As planned and leaked before, Gabriele Fenninger is to step down from her position as managing director of Intersport Austria. She will retire after 35 years with the buying group. She has been acting most recently as the managing director of the Austrian retail group, which changed its legal status last year in connection with its acquisition by Intersport Germany. Before, Fenninger was president of the group, which was then registered as a cooperative.
Under Fenninger's rule, some important strategic decisions were taken, including the ousting of Alfred Schwab, the strong man behind Intersport and the price-driven Sports Experts chain for decades, the licensing agreement between Intersport and Sport Eybl and its subsequent termination at the end of last year, after Sports Direct International took majority control of Eybl and Sports Experts. Fenninger was, along with the presidents of the German Intersport, Kim Roether and Klaus Jost, one of the masterminds behind last year's merger of the German and Austrian buying groups.

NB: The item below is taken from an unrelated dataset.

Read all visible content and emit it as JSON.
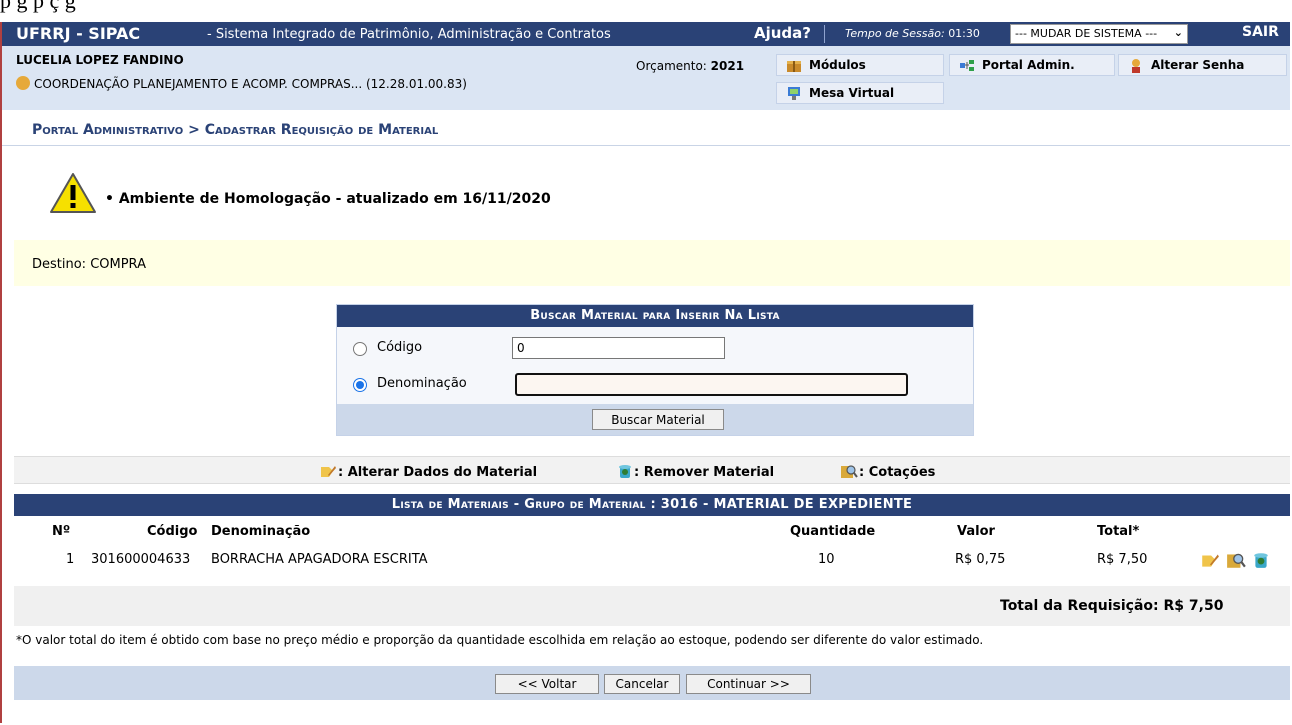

Fenninger will remain with Intersport on a consultancy basis through this summer to assist her now confirmed successor, Mathias Boenke. The 48-year-old served over the past seven years as head of the executive board responsible for sales and marketing at Huber Holding, an Austrian apparel maker. Before, he managed New Balance in the German-speaking countries for about five years. In his new job, he will be assisted by two seasoned executives of Intersport Austria, Alois Grüblinger and Franz Koll, as members of the executive board.
While introducing Boenke to the press earlier this month, Jost and Roether took the opportunity to present the set-up of the new operational structure of the now-combined Austro-German Intersport. The plan behind the new alliance is to basically leave all operations in Austria that strictly concern the Austrian market, such as sales, marketing, customer service and membership services, along with own retail - where it needs to be developed - and parts of the product management process.

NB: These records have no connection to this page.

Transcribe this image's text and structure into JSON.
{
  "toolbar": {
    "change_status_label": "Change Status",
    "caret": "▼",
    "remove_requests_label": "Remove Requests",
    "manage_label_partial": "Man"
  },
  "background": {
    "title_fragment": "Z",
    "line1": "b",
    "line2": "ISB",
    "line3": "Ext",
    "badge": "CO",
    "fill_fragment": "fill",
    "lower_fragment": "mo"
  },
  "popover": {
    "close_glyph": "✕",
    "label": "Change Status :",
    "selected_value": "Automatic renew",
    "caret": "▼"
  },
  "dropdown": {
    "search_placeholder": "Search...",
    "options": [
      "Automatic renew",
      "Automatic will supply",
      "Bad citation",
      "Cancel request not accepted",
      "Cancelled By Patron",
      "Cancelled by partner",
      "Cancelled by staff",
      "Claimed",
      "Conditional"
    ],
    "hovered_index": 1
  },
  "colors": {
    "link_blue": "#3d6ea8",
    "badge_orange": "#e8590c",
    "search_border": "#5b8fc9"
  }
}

The same organization will be used to cover the licensed markets of Hungary, Slovakia and the Czech Republic, three countries which were also handled through Intersport Austria when it was an independent buying group. Its head office in Wels will take care of some of the product management functions for these countries and will do so - an important point - also on behalf of the retailers affiliated with Intersport in Germany. This applies especially to product ranges in which the Austrian retail group is particularly strong, notably winter sports and bicycle equipment. Contrary to the German Intersport members, their Austrian counterparts have been playing traditionally an important role in the local bike market.
In return, other activities will be centralized at Intersport Germany's head office in Heilbronn, which also supervised its operations in Poland. This includes key responsibilities such as IT, purchasing and the processing of orders. Apparel management for all six countries will also be handled from Heilbronn.